Creating an NFT from protected content – such as movie clips, music albums/mixtapes, or even celebrity photos – needs a delicate balance between creativity and legal compliance. Here are some tips and best practices for creating non-infringing NFTs:
1. Seek Permission & Licensing
The first step is always to obtain permission from the owner(s) of the copyright or trademarked material before using it in your NFT creations. If you’re unsure if something is copyrighted or owned by another party, research and consult a lawyer before proceeding. It is also recommended that you consider obtaining fair use permissions if applicable.
2. Transformative Use
One way to create non-infringing NFTs using protected content is to adopt the principle of transformative use. This means altering an original work enough to make it uniquely yours while still being recognizable as derivative work derived from the original asset.
3. Respect Copyright Laws
Misuse of copyrighted materials in your NFT creations not only exposes you legally but may also tarnish your reputation as a creator seriously.

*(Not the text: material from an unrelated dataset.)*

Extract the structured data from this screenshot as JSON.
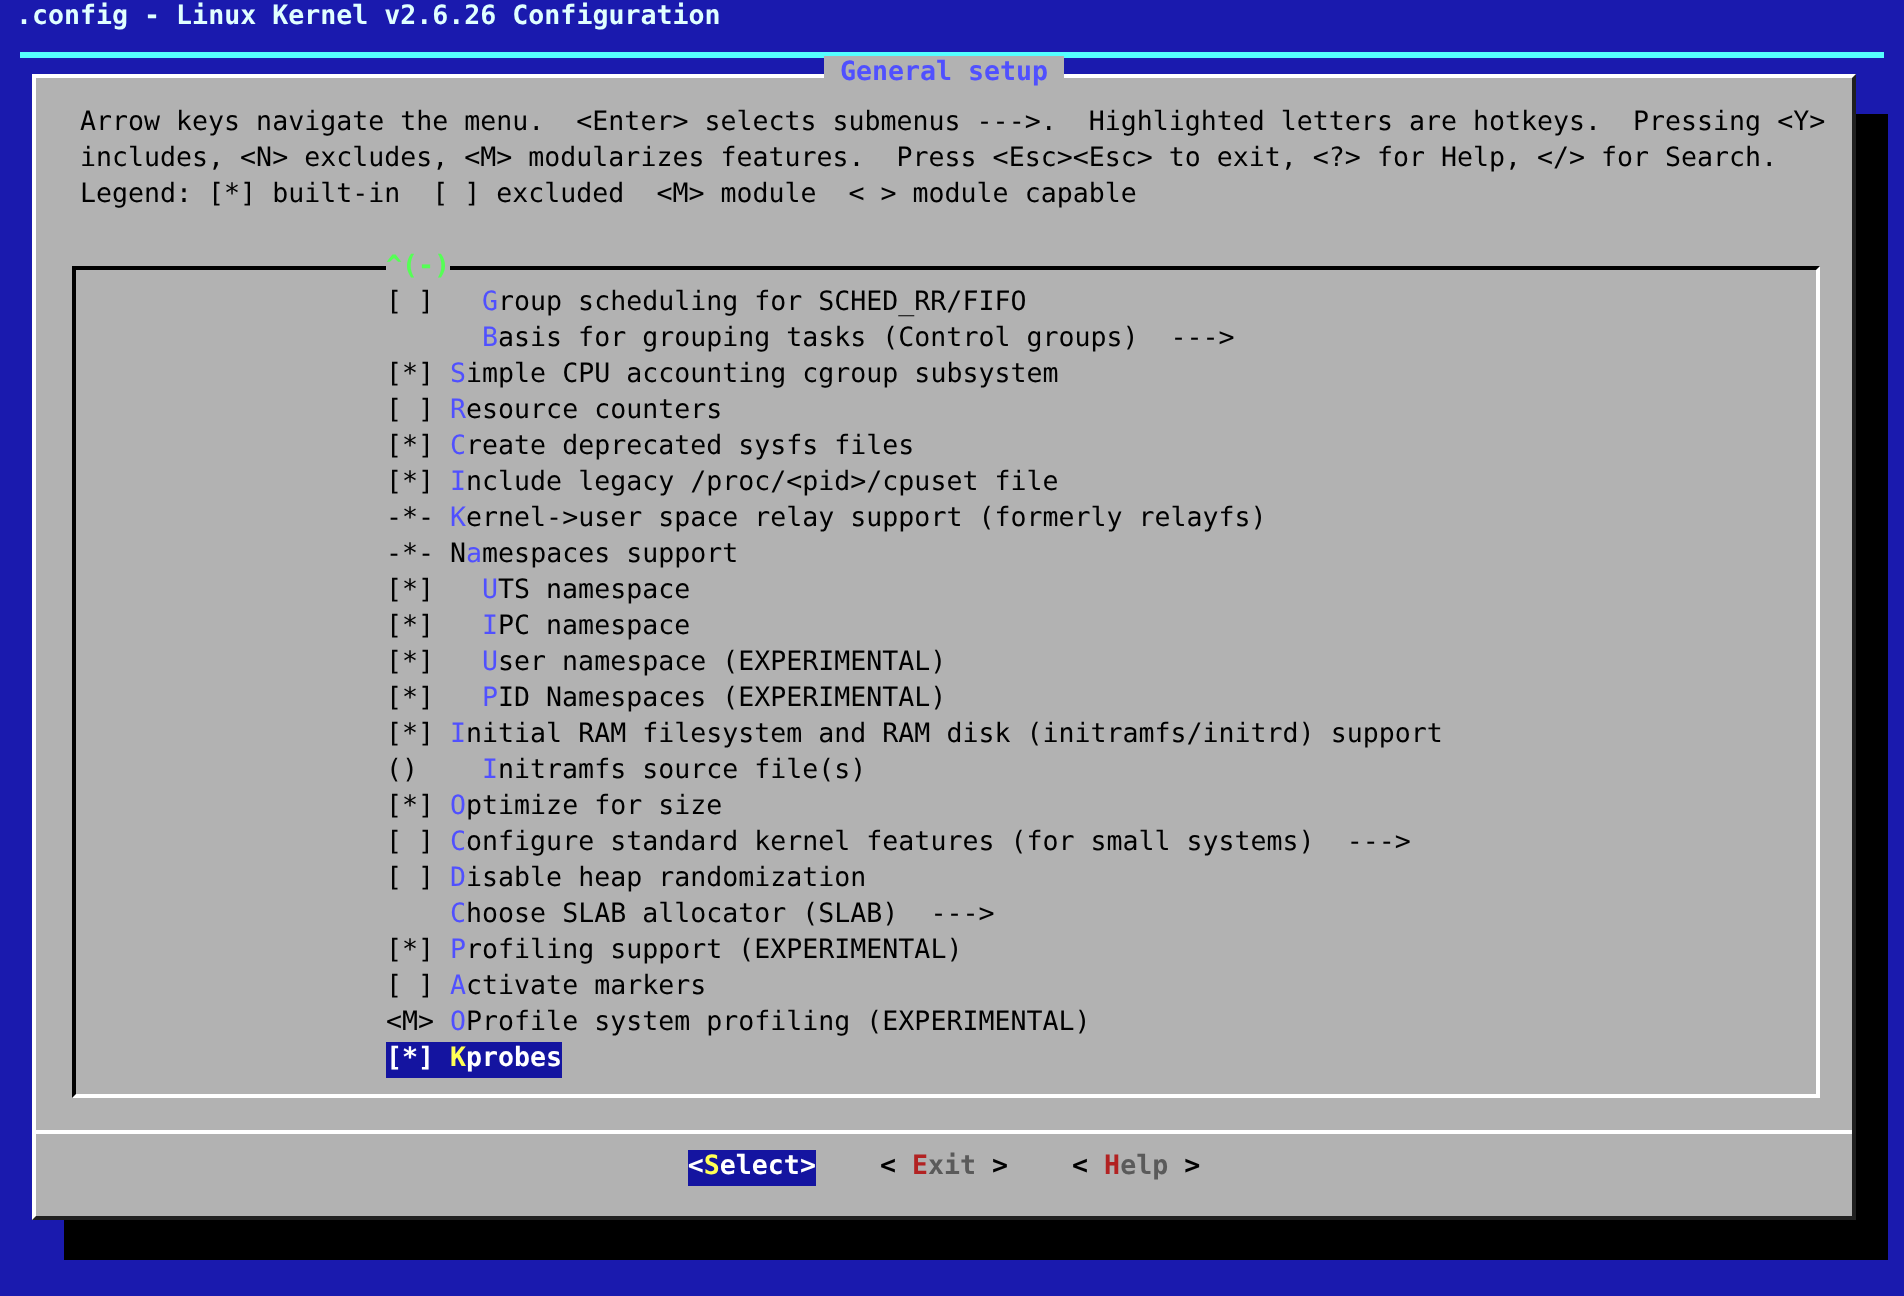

Therefore ensure you adhere strictly to copyright laws when creating these digital assets.
4.Use Public Domain Materials
Public domain materials can be used without needing explicit written consent since they’re no longer protected under copyright laws explicitly.
5.Evaluate Potential Risks Before Using Assets

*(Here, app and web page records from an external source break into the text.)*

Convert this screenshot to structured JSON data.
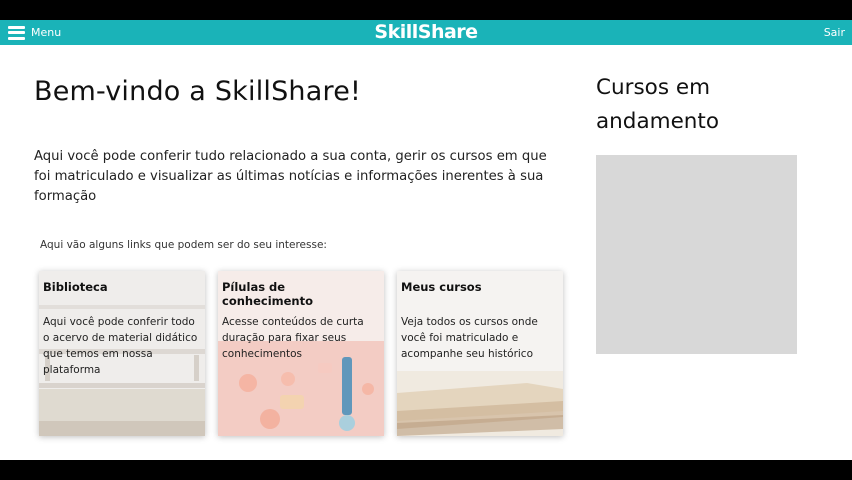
{
  "navbar": {
    "menu_label": "Menu",
    "brand": "SkillShare",
    "logout_label": "Sair",
    "background": "#1ab3b8"
  },
  "main": {
    "title": "Bem-vindo a SkillShare!",
    "intro": "Aqui você pode conferir tudo relacionado a sua conta, gerir os cursos em que foi matriculado e visualizar as últimas notícias e informações inerentes à sua formação",
    "links_note": "Aqui vão alguns links que podem ser do seu interesse:",
    "cards": [
      {
        "title": "Biblioteca",
        "description": "Aqui você pode conferir todo o acervo de material didático que temos em nossa plataforma",
        "icon": "library-shelf-image"
      },
      {
        "title": "Pílulas de conhecimento",
        "description": "Acesse conteúdos de curta duração para fixar seus conhecimentos",
        "icon": "knowledge-pills-image"
      },
      {
        "title": "Meus cursos",
        "description": "Veja todos os cursos onde você foi matriculado e acompanhe seu histórico",
        "icon": "books-image"
      }
    ]
  },
  "sidebar": {
    "title": "Cursos em andamento"
  }
}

In conclusion, there’s no doubt that NFTs are an exciting new form of digital asset creation, but one must exercise caution when creating these works. Always seek permission from the copyright owner, utilize transformative use, maintain respect for copyright laws while evaluating potential risks to reap the benefits of your creations without legal difficulties.
Vis-à-vis financial returns, NFT creators should look no further than this season’s success story by Detroit rapper Eminem and his iconic album “The Slim Shady” (2000). The album made history as one of the top 10 LPs in terms of revenue-generating over M after selling a limited number of tokens based on its songs. Created in a transparent and legal way, creators can magnify their monetary gains using non-infringing NFT creations like Eminem did with his “Shady Con.”

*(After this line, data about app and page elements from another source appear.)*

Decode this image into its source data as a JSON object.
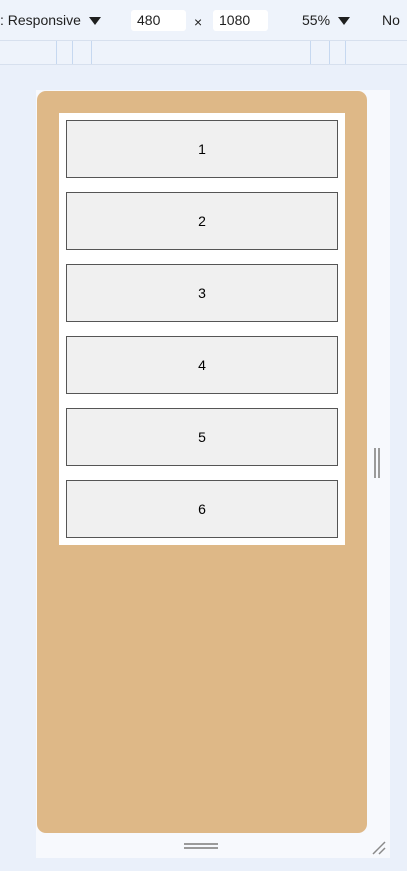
{
  "toolbar": {
    "device_label": ": Responsive",
    "width_value": "480",
    "height_value": "1080",
    "times_symbol": "×",
    "zoom_label": "55%",
    "throttle_label": "No"
  },
  "page": {
    "background_color": "#deb887",
    "items": [
      "1",
      "2",
      "3",
      "4",
      "5",
      "6"
    ]
  }
}
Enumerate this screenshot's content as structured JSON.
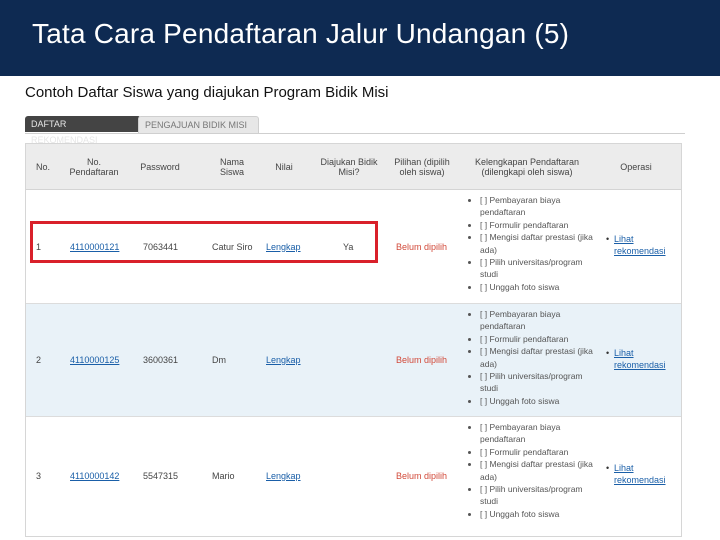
{
  "header": {
    "title": "Tata Cara Pendaftaran Jalur Undangan (5)"
  },
  "subtitle": "Contoh Daftar Siswa yang diajukan Program Bidik Misi",
  "tabs": [
    {
      "label": "DAFTAR REKOMENDASI"
    },
    {
      "label": "PENGAJUAN BIDIK MISI"
    }
  ],
  "table": {
    "headers": {
      "no": "No.",
      "no_pendaftaran": "No. Pendaftaran",
      "password": "Password",
      "nama": "Nama Siswa",
      "nilai": "Nilai",
      "diajukan": "Diajukan Bidik Misi?",
      "pilihan": "Pilihan (dipilih oleh siswa)",
      "kelengkapan": "Kelengkapan Pendaftaran (dilengkapi oleh siswa)",
      "operasi": "Operasi"
    },
    "checklist": [
      "[ ] Pembayaran biaya pendaftaran",
      "[ ] Formulir pendaftaran",
      "[ ] Mengisi daftar prestasi (jika ada)",
      "[ ] Pilih universitas/program studi",
      "[ ] Unggah foto siswa"
    ],
    "rows": [
      {
        "no": "1",
        "no_pendaftaran": "4110000121",
        "password": "7063441",
        "nama": "Catur Siro",
        "nilai": "Lengkap",
        "diajukan": "Ya",
        "pilihan": "Belum dipilih",
        "operasi": "Lihat rekomendasi"
      },
      {
        "no": "2",
        "no_pendaftaran": "4110000125",
        "password": "3600361",
        "nama": "Dm",
        "nilai": "Lengkap",
        "diajukan": "",
        "pilihan": "Belum dipilih",
        "operasi": "Lihat rekomendasi"
      },
      {
        "no": "3",
        "no_pendaftaran": "4110000142",
        "password": "5547315",
        "nama": "Mario",
        "nilai": "Lengkap",
        "diajukan": "",
        "pilihan": "Belum dipilih",
        "operasi": "Lihat rekomendasi"
      }
    ]
  },
  "colors": {
    "title_bar": "#0e2a52",
    "highlight": "#d9202a",
    "link": "#1a5fa8",
    "status_red": "#d24a3a"
  }
}
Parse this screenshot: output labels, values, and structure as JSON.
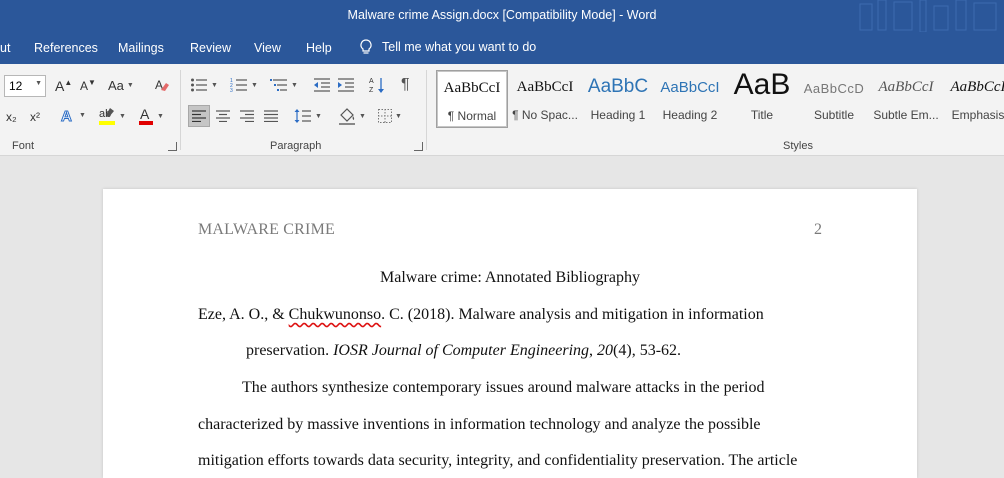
{
  "window": {
    "title": "Malware crime Assign.docx [Compatibility Mode]  -  Word"
  },
  "tabs": {
    "partial_layout": "ut",
    "references": "References",
    "mailings": "Mailings",
    "review": "Review",
    "view": "View",
    "help": "Help",
    "tell_me": "Tell me what you want to do"
  },
  "ribbon": {
    "font": {
      "size": "12",
      "change_case": "Aa",
      "group_label": "Font",
      "subscript": "x₂",
      "superscript": "x²"
    },
    "paragraph": {
      "group_label": "Paragraph"
    },
    "styles": {
      "group_label": "Styles",
      "items": [
        {
          "sample": "AaBbCcI",
          "name": "¶ Normal"
        },
        {
          "sample": "AaBbCcI",
          "name": "¶ No Spac..."
        },
        {
          "sample": "AaBbC",
          "name": "Heading 1"
        },
        {
          "sample": "AaBbCcI",
          "name": "Heading 2"
        },
        {
          "sample": "AaB",
          "name": "Title"
        },
        {
          "sample": "AaBbCcD",
          "name": "Subtitle"
        },
        {
          "sample": "AaBbCcI",
          "name": "Subtle Em..."
        },
        {
          "sample": "AaBbCcI",
          "name": "Emphasis"
        }
      ]
    },
    "colors": {
      "highlight": "#ffff00",
      "font_color": "#e00000"
    }
  },
  "document": {
    "running_head": "MALWARE CRIME",
    "page_number": "2",
    "heading": "Malware crime: Annotated Bibliography",
    "ref_line1_a": "Eze, A. O., & ",
    "ref_line1_misspelled": "Chukwunonso",
    "ref_line1_b": ". C. (2018). Malware analysis and mitigation in information",
    "ref_line2_a": "preservation. ",
    "ref_line2_journal": "IOSR Journal of Computer Engineering",
    "ref_line2_b": ", ",
    "ref_line2_volume": "20",
    "ref_line2_c": "(4), 53-62.",
    "body_line1": "The authors synthesize contemporary issues around malware attacks in the period",
    "body_line2": "characterized by massive inventions in information technology and analyze the possible",
    "body_line3": "mitigation efforts towards data security, integrity, and confidentiality preservation. The article"
  }
}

Table with useful data:
|What is an NFT?||An NFT (Non-Fungible Token) is a unique digital asset that is stored on blockchain technology.|
|What is copyrighted material?||Copyrighted material refers to any work or creation that is protected by copyright law, including but not limited to music, movies, books, and artwork.|
|Can you make an NFT of copyrighted material?||While it is technically possible to create an NFT of copyrighted material, it is not legal to do so without the permission of the copyright holder.|
|What are the risks of creating an NFT of copyrighted material?||Creating an NFT of copyrighted material could result in legal action from the copyright holder, including fines and damages.|
|How can you legally create an NFT?||To legally create an NFT, you must either own the copyright or have the permission of the copyright holder. It is important to consult with a legal professional before creating an NFT.|
Information from an expert
As an expert in intellectual property law, I strongly advise against creating NFTs (non-fungible tokens) of copyrighted material without proper authorization. Copyright law grants exclusive rights to the original creators of artistic works, including images, videos and music. Selling NFTs of such materials without express consent not only infringes on these exclusive rights but also puts buyers at risk of litigation. It is important to always respect and protect the intellectual property rights of others, even in the emerging field of cryptocurrency and blockchain technology.
In 2018, a digital artist named Mad Dog Jones made history by selling an NFT of a copyrighted image from the 1970s for $101,377. This sparked a debate among historians and legal experts about whether or not creating an NFT of copyrighted material was legal or ethical.